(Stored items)
___
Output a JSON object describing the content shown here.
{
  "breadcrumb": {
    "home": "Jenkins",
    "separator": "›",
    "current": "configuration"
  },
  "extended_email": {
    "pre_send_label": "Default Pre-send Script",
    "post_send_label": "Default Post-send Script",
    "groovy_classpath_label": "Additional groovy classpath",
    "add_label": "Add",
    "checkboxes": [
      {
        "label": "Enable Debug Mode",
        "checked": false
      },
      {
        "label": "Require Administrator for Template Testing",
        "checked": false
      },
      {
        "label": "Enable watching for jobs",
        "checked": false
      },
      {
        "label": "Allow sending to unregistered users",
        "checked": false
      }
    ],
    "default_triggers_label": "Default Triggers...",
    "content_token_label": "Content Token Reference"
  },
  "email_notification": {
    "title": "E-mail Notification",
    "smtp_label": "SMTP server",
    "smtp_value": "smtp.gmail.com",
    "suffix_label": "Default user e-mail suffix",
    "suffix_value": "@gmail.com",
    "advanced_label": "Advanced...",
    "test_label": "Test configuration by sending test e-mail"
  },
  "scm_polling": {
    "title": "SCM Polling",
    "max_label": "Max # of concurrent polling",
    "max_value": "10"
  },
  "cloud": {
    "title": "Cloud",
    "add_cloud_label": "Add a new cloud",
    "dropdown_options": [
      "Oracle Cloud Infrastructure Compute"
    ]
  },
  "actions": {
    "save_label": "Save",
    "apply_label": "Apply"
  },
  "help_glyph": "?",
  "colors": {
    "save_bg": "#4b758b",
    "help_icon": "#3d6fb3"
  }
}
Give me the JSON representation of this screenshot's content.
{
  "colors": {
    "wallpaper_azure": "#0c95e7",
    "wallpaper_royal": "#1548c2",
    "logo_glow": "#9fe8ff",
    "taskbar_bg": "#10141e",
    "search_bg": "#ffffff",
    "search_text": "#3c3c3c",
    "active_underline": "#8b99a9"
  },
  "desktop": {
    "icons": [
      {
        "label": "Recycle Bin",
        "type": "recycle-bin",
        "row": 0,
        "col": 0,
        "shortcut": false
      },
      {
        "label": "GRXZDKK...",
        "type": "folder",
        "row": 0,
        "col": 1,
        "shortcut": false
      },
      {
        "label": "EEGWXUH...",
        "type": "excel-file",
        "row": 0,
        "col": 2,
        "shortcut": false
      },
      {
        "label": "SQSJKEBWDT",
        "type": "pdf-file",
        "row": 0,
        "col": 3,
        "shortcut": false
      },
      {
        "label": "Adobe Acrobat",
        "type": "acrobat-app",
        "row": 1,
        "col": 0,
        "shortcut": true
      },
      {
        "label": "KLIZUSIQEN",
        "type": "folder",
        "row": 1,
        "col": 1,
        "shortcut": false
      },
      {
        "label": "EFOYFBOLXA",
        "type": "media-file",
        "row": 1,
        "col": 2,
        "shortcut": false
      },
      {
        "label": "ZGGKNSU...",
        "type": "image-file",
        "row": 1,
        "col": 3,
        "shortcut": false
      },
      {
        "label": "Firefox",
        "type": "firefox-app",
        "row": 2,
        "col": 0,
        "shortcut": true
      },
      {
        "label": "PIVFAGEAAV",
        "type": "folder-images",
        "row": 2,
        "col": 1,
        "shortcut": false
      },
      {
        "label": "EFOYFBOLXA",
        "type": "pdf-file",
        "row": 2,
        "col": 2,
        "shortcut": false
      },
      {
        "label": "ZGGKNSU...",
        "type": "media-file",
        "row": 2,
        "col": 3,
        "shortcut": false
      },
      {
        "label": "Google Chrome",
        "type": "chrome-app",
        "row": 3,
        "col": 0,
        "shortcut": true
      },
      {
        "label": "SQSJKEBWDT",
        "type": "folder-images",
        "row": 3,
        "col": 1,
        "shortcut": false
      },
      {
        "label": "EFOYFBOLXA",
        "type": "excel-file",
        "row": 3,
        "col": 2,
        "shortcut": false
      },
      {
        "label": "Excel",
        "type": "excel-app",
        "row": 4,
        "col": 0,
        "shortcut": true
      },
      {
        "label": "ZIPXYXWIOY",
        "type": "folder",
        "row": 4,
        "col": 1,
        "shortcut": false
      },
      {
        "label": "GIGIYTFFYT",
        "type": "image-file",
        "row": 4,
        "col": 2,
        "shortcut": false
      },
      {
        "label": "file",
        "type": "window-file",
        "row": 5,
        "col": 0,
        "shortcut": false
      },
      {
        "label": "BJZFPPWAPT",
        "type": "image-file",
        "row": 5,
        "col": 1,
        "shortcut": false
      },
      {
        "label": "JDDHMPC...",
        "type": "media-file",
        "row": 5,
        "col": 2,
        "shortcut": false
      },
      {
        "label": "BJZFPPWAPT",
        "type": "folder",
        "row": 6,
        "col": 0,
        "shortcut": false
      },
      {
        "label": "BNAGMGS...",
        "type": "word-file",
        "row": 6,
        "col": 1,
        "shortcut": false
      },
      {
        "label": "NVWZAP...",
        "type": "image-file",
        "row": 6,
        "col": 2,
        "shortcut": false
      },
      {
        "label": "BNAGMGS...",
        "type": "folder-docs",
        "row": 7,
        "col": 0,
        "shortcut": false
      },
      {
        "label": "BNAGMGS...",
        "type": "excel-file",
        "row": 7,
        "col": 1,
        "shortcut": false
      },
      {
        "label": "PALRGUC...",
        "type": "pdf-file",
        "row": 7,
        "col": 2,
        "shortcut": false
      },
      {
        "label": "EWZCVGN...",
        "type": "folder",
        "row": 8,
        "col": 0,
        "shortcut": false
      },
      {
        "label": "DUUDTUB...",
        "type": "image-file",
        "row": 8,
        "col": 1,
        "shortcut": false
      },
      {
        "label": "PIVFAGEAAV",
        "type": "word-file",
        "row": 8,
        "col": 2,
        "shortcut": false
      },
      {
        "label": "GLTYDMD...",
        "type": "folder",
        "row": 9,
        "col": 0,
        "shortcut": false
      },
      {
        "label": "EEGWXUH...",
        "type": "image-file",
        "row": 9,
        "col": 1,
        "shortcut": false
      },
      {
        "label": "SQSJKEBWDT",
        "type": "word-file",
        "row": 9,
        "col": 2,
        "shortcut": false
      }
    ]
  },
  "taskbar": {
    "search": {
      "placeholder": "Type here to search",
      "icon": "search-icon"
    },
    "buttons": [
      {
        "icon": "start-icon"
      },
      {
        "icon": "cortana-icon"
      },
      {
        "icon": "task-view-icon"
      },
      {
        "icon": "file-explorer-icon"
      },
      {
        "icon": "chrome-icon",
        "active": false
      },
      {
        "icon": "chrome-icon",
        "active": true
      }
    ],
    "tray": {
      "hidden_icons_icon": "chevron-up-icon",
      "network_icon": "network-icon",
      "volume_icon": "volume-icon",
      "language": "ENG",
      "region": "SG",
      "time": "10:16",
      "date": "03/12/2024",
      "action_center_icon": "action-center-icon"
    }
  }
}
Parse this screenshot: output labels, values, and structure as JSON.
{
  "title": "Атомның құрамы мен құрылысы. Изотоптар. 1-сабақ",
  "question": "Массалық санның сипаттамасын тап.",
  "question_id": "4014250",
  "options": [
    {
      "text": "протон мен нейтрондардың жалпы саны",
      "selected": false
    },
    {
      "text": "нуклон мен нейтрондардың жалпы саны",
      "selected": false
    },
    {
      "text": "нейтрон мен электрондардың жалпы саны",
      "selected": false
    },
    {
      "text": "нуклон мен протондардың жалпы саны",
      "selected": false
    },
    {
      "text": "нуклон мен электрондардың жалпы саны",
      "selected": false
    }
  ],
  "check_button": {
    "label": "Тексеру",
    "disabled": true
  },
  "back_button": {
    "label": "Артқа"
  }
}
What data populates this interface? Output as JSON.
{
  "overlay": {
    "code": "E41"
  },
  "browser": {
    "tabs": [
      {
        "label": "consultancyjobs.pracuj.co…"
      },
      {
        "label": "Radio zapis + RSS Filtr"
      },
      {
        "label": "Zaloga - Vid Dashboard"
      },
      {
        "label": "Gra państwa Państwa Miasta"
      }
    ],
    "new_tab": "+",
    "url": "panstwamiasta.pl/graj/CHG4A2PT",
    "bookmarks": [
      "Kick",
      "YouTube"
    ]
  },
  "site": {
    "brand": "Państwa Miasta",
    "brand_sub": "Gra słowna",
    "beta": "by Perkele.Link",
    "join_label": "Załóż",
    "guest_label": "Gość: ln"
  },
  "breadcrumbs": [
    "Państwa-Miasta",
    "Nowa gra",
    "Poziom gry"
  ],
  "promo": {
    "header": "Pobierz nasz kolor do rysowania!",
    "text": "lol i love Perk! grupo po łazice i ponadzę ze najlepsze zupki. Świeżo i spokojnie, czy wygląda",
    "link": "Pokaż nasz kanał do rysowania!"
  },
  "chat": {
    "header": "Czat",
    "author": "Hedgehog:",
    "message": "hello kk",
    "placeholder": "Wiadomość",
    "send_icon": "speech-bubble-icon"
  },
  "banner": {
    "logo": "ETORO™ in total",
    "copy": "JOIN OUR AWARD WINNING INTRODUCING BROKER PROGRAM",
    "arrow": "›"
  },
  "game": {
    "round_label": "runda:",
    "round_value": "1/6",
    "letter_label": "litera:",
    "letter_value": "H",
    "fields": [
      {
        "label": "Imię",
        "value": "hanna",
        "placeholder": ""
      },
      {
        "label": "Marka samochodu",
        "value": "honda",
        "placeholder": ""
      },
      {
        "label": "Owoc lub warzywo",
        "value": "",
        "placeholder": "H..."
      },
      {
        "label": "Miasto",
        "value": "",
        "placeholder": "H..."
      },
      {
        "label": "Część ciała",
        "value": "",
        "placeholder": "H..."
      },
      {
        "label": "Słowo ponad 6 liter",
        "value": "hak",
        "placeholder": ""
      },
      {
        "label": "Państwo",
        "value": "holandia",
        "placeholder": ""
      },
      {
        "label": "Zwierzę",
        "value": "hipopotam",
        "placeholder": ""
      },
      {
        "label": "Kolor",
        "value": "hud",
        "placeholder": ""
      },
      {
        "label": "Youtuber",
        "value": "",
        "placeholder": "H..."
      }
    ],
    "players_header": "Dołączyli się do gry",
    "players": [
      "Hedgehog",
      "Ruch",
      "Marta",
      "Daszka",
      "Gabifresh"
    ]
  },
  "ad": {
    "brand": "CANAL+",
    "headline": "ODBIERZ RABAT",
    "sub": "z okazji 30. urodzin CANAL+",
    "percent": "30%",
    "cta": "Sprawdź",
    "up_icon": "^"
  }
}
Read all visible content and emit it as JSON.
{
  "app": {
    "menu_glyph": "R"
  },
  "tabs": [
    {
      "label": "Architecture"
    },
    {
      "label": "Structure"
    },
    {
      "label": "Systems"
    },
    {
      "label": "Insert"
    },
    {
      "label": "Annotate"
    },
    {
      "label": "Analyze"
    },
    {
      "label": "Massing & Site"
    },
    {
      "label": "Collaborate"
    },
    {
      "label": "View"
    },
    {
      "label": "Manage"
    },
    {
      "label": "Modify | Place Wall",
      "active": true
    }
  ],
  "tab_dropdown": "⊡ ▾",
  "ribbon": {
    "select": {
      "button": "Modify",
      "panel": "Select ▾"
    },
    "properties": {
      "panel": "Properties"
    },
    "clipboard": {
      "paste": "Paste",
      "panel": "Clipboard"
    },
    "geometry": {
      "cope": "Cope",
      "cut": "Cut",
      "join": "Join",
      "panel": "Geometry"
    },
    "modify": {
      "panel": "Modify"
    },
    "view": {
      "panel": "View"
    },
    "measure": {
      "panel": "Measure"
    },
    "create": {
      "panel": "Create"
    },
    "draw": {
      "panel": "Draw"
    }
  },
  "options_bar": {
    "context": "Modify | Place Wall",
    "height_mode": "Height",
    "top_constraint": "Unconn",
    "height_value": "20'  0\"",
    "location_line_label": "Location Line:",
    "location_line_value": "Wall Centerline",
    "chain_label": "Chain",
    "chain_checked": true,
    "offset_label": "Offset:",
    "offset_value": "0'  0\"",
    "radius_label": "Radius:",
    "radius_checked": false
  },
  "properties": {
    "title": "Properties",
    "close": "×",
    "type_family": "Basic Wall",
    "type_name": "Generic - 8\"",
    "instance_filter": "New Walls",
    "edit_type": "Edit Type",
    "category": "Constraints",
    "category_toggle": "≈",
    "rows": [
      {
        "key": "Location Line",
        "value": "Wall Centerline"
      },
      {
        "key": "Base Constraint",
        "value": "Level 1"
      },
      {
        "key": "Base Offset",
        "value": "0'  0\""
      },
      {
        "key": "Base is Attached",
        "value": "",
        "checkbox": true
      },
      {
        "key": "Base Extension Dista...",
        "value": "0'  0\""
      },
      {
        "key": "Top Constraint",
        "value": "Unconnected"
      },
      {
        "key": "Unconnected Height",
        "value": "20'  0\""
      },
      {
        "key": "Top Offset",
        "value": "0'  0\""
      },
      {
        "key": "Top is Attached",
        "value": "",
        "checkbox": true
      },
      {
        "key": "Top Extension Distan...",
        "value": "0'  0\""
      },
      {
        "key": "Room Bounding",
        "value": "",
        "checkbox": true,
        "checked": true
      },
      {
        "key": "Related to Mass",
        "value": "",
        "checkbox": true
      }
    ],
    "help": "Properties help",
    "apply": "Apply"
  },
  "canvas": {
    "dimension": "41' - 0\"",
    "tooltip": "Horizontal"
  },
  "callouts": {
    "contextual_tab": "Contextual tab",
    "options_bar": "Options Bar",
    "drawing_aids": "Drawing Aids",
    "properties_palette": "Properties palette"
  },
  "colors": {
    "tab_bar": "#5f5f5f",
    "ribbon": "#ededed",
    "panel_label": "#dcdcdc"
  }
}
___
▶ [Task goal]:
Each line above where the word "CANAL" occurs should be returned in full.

▶ [Your response]:
    "brand": "CANAL+",
    "sub": "z okazji 30. urodzin CANAL+",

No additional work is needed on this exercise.